→ **ABOUT THIS EXERCISE**
How many lines in the records below contain the word "BladeoftheSun"? State that number and nothing more.

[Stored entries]
------------------------------------------------------------------------

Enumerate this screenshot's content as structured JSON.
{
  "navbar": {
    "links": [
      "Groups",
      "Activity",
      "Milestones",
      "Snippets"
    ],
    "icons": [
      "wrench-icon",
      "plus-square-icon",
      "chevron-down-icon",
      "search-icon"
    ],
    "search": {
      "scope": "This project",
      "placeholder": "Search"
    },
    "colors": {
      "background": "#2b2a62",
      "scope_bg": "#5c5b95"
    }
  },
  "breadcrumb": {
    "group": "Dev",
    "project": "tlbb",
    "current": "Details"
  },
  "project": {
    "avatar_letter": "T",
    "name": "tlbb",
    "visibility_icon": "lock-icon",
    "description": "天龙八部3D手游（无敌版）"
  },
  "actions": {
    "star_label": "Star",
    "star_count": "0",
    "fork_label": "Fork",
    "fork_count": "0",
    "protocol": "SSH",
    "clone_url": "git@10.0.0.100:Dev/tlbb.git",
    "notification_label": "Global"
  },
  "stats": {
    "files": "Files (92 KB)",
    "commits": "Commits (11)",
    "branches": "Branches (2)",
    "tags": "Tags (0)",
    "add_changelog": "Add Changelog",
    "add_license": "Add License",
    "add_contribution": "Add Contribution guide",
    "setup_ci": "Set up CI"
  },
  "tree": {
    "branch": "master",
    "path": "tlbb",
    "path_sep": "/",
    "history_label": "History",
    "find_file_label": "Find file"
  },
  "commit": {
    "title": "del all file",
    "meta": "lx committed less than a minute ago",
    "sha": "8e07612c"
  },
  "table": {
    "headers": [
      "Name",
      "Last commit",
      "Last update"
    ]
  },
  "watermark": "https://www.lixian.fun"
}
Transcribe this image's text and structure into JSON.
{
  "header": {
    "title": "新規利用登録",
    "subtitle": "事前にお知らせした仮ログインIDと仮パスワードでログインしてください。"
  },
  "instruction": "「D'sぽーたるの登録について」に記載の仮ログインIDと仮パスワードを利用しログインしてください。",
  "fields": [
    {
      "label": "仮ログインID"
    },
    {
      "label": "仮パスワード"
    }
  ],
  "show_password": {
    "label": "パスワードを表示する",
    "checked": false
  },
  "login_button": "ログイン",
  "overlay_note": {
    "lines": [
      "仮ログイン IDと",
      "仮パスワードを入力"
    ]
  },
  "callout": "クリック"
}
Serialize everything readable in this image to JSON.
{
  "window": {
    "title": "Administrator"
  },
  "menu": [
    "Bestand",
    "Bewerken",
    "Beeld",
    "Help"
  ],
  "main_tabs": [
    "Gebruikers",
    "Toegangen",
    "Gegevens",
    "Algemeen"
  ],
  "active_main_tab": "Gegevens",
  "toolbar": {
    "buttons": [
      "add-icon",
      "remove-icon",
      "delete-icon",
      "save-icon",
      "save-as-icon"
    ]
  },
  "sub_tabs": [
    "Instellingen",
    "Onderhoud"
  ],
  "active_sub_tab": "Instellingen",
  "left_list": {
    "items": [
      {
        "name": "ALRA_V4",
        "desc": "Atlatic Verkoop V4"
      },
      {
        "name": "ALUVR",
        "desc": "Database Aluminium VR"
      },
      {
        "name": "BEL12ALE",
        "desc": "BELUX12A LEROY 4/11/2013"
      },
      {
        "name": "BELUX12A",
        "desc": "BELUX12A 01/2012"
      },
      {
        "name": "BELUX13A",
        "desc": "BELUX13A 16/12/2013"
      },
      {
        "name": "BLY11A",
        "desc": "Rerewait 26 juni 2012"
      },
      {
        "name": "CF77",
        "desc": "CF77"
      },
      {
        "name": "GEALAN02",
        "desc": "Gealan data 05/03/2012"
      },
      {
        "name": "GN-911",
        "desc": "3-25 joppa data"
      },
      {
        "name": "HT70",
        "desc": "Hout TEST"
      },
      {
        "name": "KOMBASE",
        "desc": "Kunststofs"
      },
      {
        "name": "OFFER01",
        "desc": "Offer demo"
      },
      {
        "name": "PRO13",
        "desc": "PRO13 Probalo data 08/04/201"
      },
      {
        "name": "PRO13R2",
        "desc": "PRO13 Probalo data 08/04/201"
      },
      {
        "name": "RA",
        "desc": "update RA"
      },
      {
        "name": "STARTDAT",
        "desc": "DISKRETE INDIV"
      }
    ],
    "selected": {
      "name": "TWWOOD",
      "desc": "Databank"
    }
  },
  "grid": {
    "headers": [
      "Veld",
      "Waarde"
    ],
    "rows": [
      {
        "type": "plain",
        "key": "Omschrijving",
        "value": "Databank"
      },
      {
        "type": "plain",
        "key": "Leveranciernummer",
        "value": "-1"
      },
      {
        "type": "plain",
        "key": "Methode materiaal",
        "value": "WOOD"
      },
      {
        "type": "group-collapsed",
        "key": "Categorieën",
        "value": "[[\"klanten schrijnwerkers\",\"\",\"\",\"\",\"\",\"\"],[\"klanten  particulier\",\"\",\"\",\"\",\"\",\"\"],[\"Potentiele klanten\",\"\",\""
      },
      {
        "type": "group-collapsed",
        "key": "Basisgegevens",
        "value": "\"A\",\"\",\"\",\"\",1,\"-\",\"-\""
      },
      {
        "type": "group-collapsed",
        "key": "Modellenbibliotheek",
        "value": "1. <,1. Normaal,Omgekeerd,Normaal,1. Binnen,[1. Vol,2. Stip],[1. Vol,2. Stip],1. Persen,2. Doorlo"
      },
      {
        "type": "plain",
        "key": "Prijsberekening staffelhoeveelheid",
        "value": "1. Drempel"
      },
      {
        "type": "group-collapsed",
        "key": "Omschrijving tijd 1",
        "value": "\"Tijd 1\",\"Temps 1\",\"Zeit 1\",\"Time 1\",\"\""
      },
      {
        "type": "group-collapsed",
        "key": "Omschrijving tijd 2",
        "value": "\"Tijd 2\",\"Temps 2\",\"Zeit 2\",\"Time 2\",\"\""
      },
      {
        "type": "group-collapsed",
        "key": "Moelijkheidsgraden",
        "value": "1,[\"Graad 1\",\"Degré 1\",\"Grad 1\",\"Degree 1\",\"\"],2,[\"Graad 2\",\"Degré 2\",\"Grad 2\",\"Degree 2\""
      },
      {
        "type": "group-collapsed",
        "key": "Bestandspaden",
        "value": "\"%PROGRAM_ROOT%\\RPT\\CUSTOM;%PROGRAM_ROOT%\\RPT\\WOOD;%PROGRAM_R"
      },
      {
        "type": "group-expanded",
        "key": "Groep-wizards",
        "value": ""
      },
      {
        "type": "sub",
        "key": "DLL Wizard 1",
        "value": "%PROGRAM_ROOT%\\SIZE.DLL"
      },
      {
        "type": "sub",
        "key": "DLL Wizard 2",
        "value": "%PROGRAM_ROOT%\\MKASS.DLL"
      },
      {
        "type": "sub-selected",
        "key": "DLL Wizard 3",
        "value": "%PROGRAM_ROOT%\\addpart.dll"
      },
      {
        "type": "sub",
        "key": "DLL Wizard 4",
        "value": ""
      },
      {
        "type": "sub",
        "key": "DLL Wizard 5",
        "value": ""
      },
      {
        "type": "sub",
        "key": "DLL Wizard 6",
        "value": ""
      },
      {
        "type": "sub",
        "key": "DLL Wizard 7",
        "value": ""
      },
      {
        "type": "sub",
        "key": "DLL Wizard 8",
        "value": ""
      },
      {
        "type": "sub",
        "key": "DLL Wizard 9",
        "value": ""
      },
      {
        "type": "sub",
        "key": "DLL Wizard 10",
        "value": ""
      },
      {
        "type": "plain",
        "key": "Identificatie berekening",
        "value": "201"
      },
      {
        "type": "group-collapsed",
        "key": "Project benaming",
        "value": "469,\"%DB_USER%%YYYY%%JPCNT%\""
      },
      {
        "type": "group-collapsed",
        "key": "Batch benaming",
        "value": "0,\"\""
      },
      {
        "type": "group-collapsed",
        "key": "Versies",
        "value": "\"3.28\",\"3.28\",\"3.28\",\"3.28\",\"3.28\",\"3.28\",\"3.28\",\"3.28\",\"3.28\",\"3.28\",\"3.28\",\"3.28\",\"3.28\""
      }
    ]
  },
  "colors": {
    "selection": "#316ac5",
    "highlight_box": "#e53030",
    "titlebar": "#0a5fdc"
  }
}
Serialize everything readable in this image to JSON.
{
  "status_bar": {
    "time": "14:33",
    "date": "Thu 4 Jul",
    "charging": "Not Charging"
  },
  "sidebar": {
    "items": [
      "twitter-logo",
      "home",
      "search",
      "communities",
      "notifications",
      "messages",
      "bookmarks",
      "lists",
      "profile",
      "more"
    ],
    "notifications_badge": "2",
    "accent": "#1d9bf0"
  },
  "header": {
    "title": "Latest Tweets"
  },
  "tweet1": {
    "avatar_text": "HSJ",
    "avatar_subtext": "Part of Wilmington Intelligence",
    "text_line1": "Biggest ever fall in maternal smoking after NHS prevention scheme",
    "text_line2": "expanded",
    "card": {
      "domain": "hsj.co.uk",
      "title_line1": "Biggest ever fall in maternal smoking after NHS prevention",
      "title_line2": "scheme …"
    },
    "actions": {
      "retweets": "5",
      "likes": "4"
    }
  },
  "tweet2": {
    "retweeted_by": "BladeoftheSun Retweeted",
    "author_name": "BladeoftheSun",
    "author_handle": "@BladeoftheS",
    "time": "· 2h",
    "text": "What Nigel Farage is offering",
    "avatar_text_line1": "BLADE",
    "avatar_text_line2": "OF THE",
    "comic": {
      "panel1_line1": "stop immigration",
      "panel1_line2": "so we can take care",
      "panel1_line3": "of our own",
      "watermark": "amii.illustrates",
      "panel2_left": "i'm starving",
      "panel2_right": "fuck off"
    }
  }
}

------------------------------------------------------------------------

→ **SOLUTION TO THIS PROBLEM**
2